Task statement →
Filter the entries and keep only the lines where the string "this" appears.

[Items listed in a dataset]
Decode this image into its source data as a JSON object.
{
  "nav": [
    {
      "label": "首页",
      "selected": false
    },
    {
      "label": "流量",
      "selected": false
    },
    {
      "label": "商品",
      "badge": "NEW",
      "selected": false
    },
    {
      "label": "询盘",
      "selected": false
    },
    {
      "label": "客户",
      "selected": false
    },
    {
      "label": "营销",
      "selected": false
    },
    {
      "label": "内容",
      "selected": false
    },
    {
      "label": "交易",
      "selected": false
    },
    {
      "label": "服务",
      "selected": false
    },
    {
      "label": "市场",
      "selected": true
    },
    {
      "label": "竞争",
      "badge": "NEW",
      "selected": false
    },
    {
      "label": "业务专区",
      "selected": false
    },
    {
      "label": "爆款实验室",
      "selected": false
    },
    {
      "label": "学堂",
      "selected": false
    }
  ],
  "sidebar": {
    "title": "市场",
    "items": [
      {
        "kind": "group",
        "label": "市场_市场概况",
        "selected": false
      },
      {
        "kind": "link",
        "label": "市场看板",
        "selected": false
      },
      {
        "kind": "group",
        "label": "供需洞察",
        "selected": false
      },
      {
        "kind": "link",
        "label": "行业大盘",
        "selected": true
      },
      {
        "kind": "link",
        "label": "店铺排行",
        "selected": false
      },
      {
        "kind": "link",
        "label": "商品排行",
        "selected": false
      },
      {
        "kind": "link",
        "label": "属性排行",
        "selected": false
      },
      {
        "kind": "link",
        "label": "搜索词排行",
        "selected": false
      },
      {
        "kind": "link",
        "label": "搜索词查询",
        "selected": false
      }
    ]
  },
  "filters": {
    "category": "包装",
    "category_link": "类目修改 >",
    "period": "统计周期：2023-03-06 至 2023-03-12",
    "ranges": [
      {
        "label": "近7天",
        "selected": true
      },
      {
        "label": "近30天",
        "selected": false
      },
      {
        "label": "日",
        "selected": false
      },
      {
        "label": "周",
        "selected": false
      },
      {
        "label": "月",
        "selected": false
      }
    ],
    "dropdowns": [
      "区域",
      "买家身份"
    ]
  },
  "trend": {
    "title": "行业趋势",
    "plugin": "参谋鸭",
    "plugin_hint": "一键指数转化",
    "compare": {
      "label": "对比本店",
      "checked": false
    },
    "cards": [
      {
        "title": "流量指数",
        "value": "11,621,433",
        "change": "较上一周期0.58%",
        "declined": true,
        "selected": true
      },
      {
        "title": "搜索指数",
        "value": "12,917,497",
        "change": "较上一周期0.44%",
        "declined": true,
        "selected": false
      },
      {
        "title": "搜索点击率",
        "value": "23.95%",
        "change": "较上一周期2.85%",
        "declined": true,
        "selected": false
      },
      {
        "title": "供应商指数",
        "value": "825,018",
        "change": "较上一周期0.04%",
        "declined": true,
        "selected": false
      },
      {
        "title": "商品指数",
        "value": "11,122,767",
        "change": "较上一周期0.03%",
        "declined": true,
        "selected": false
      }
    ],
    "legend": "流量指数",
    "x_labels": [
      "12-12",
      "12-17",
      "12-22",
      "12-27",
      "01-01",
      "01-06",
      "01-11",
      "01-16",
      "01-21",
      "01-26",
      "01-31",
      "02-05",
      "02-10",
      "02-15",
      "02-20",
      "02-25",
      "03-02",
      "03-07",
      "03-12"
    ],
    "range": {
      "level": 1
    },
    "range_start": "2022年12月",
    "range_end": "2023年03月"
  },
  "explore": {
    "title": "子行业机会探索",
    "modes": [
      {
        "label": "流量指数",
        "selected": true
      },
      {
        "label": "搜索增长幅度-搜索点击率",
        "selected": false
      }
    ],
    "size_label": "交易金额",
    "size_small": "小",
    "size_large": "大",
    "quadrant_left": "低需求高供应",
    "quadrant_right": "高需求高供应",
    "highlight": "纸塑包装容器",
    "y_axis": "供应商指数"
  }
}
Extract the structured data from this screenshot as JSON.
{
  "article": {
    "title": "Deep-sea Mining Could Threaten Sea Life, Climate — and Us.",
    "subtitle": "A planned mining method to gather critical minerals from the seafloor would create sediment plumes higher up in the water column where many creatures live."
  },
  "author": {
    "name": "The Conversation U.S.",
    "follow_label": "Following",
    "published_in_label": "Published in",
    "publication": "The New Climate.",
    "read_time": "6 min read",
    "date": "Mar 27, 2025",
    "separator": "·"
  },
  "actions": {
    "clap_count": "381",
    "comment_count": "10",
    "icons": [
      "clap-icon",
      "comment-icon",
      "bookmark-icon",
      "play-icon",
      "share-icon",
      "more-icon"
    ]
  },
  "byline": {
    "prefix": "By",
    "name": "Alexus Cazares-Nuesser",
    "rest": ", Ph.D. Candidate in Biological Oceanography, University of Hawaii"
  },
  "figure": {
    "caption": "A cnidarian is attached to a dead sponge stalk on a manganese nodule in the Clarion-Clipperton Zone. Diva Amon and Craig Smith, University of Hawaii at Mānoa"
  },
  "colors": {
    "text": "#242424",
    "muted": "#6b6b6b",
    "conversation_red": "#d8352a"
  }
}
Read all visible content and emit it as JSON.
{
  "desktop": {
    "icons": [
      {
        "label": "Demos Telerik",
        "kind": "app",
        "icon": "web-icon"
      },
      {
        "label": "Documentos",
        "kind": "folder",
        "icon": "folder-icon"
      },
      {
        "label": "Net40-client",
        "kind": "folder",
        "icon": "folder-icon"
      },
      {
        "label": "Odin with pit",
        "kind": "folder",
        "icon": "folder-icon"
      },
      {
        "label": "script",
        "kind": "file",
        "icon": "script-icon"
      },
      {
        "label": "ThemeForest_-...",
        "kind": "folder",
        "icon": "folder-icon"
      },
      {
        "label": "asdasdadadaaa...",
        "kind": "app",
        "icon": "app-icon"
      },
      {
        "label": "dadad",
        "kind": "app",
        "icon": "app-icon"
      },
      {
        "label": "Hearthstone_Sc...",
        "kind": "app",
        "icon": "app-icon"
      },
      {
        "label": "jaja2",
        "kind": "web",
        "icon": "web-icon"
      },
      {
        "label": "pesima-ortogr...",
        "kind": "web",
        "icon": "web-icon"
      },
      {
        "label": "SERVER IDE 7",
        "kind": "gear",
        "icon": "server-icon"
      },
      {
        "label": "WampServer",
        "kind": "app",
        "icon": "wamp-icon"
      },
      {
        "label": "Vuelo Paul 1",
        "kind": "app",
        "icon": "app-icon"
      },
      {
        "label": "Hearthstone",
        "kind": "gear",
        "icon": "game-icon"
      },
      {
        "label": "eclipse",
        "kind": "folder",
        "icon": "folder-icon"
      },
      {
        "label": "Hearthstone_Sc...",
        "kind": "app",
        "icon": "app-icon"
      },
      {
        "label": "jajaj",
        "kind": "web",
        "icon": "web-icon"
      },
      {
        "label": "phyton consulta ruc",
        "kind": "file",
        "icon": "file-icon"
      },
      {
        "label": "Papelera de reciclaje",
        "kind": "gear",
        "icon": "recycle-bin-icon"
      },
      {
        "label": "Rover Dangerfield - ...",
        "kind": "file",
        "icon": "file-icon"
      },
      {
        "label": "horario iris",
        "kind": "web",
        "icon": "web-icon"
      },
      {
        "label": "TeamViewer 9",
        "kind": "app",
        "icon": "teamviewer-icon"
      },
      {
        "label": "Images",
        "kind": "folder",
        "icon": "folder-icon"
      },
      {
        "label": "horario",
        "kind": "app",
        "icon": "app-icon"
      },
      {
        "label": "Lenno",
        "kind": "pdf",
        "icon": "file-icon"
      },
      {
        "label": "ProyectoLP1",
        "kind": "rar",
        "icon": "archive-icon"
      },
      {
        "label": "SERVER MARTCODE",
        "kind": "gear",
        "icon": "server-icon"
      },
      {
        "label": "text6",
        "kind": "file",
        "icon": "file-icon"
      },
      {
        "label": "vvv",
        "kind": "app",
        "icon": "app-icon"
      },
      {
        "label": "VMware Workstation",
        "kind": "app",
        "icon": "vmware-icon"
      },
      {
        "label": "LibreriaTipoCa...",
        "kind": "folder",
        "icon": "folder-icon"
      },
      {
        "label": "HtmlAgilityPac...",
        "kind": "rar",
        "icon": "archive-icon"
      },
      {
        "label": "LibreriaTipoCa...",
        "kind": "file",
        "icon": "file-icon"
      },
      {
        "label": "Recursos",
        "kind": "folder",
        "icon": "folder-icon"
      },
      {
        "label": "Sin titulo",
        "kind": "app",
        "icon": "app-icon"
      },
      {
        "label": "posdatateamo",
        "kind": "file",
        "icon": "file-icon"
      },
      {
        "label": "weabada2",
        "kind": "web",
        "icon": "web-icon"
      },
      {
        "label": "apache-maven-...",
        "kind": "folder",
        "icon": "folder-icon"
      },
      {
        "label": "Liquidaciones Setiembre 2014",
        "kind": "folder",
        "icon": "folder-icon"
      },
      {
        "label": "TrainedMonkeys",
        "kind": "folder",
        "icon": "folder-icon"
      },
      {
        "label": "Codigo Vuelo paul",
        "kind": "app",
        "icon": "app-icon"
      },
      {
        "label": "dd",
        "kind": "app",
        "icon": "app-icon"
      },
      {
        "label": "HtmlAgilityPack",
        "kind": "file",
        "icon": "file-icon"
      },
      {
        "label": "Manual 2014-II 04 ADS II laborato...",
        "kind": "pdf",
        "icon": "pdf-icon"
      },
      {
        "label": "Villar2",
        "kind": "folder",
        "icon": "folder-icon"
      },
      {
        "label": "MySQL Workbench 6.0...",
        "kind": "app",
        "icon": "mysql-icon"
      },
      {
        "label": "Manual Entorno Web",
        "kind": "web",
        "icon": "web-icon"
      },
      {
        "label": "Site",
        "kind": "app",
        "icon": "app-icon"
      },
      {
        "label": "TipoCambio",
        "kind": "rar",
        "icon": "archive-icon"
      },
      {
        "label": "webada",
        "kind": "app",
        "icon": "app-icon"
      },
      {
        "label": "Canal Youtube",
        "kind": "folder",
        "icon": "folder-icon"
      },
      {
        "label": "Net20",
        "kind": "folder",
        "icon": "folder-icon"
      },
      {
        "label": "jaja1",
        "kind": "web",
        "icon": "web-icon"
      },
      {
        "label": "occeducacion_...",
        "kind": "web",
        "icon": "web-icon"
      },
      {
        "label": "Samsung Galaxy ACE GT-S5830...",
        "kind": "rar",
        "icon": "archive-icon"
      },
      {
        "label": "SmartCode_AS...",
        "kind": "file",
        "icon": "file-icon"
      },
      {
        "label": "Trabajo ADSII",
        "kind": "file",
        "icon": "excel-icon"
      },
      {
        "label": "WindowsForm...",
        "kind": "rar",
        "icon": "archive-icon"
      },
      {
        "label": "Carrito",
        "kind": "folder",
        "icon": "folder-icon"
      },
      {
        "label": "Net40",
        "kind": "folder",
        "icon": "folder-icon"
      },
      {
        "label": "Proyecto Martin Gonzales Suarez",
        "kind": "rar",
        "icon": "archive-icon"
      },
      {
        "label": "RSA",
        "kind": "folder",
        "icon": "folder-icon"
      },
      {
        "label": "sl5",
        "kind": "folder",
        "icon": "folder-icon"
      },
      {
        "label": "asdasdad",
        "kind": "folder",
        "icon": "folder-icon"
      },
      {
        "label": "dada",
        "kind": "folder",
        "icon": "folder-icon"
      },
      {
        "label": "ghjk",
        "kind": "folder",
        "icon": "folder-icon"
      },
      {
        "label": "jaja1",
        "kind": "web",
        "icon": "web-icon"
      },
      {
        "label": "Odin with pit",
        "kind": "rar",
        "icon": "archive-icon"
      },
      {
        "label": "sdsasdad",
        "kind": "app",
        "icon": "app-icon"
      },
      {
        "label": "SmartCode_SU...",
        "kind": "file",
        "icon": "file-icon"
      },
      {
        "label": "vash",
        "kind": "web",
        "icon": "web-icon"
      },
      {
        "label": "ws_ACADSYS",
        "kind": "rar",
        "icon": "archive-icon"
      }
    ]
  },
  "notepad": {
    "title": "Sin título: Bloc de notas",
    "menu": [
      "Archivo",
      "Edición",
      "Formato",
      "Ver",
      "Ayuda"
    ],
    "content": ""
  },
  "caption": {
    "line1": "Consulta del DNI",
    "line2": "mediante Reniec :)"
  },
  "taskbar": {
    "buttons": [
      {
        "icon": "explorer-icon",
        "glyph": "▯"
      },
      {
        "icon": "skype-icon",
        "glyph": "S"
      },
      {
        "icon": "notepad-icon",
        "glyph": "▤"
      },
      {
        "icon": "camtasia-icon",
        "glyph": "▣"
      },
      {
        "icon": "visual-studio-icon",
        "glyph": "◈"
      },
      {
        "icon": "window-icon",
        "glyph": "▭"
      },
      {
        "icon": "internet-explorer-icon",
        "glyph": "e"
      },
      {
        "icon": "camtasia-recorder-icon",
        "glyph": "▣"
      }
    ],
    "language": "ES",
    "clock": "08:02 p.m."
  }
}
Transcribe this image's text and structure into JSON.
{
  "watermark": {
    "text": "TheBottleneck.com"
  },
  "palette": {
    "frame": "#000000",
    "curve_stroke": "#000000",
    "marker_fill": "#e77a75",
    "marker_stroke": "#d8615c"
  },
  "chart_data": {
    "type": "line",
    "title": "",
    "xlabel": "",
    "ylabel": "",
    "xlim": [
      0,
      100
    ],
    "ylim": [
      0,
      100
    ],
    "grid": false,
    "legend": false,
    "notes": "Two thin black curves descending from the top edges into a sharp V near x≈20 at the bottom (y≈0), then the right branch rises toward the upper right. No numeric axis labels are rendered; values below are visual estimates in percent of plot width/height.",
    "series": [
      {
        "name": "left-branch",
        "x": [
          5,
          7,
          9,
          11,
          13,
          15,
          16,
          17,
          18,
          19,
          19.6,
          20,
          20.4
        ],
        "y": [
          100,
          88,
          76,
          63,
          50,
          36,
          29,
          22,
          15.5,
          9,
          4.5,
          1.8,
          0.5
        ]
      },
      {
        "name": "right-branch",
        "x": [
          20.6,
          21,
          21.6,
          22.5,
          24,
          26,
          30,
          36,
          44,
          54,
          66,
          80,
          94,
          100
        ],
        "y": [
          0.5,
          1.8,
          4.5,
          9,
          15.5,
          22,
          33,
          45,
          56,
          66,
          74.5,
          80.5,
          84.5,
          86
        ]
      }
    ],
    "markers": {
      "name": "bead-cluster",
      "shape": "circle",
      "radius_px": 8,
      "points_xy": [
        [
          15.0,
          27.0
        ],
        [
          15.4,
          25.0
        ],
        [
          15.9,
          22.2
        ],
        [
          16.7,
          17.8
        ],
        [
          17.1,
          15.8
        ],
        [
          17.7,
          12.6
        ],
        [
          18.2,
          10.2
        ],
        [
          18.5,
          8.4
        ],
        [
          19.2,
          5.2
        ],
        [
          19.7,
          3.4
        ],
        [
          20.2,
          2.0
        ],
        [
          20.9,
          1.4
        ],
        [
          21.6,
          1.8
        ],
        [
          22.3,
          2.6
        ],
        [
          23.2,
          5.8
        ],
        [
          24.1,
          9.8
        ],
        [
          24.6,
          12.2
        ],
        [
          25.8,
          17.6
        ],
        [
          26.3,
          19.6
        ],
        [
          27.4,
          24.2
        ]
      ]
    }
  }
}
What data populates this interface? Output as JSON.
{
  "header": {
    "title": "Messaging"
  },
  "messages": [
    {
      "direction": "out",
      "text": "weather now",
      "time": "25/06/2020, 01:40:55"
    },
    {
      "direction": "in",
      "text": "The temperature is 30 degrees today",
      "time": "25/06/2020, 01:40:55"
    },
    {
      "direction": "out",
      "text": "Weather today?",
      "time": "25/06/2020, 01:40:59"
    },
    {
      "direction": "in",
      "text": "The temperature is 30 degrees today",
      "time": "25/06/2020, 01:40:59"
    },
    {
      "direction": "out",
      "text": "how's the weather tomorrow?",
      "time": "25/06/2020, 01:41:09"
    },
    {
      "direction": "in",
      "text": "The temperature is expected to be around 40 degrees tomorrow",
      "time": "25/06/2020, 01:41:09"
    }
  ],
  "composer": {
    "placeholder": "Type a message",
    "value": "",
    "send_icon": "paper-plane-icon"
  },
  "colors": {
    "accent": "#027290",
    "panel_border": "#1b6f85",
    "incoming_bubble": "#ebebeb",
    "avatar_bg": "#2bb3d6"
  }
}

Written response →
Decode this image into its source data as a JSON object.
Extract the structured data from this screenshot as JSON.
Transcribe this image's text and structure into JSON.
What data populates this interface? Output as JSON.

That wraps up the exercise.